i.SMA (35): All agree that less than a Rova per Se'ah is pardoned, and that if the excess is less than nine Kabim, he returns money. The argument is when there are nine Kabim. The Rashbam and Tur hold that the buyer can force the seller to accept land. The Rambam says so only when there are nine Kabim above the Rova'im, but if not, the seller decides. Even when the excess is nine Kabim without the Rova'im, if the price declined, the buyer must the initial value of the excess in money, or land that now is worth that amount. The seller says 'it declined (in value) in your Reshus.' If it increased in value, we say that it increased in the seller's Reshus, for the excess was never sold. The seller has the upper hand unless the price did not change. Then, he must accept the excess back in land. The Gemara favors the Rambam (see Drishah below), but the reasoning is unclear. Perhaps it is because the Rova'im are fitting to be pardoned (had there not been more excess), therefore, they do not join to force the seller to accept land. The Rema wrote that the Shulchan Aruch is like the Rambam from Sa'if 9 because he understood that Sa'if 9 discusses nine Kabim without the Rova'im.

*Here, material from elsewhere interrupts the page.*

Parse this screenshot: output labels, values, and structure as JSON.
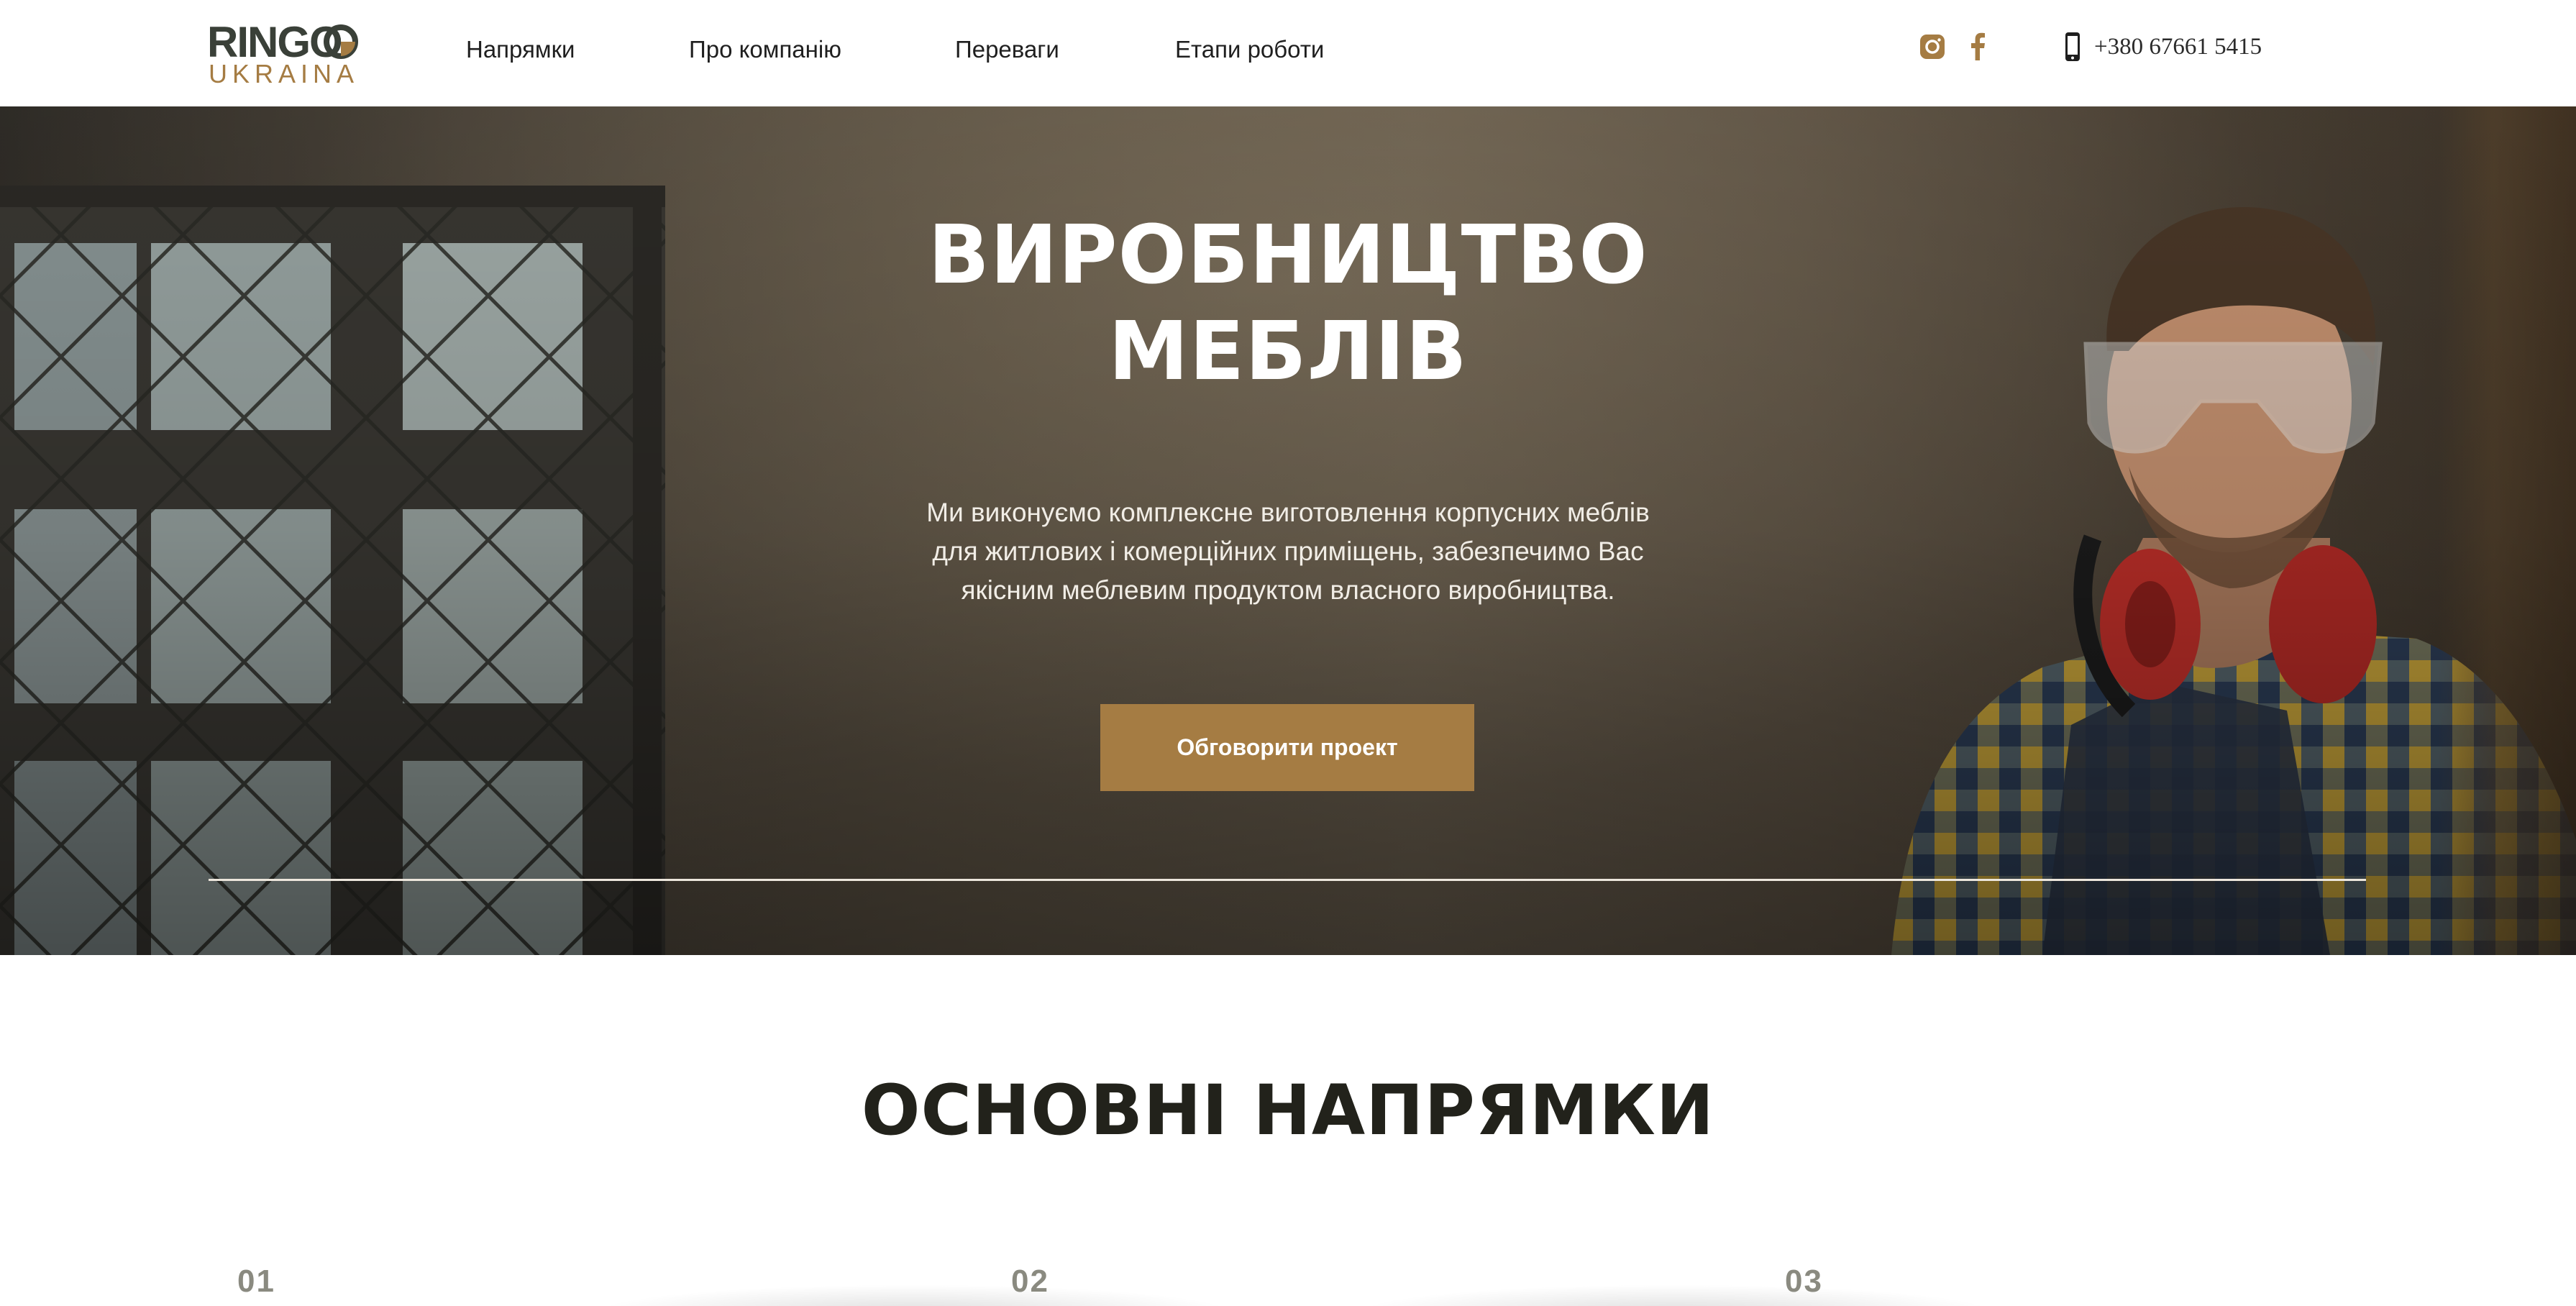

6.Drishah (8): According to the Tur, it should have said 'if you want to take money for the land', not 'if you want to give.' He says that 'we force the seller to sell, and the buyer to buy' is when it declined in value. If the seller wants to sell at the low price, we force the buyer to buy it. What is the Chidush? We force the buyer even if the price did not change! The Mishnah says 'if there is more than this, we calculate.' Also, why did the Mishnah say that we (always) favor the seller? According to the Rambam, the seller never loses (due to a change in price). Perush ha'Rambam is a little difficult, but he was forced to say so because Rav Nachman said 'we allow seven and a half extra Kavim for each Kor. If there are nine Kavim extra (i.e. after deducting seven and a half Kavim per Kor)...'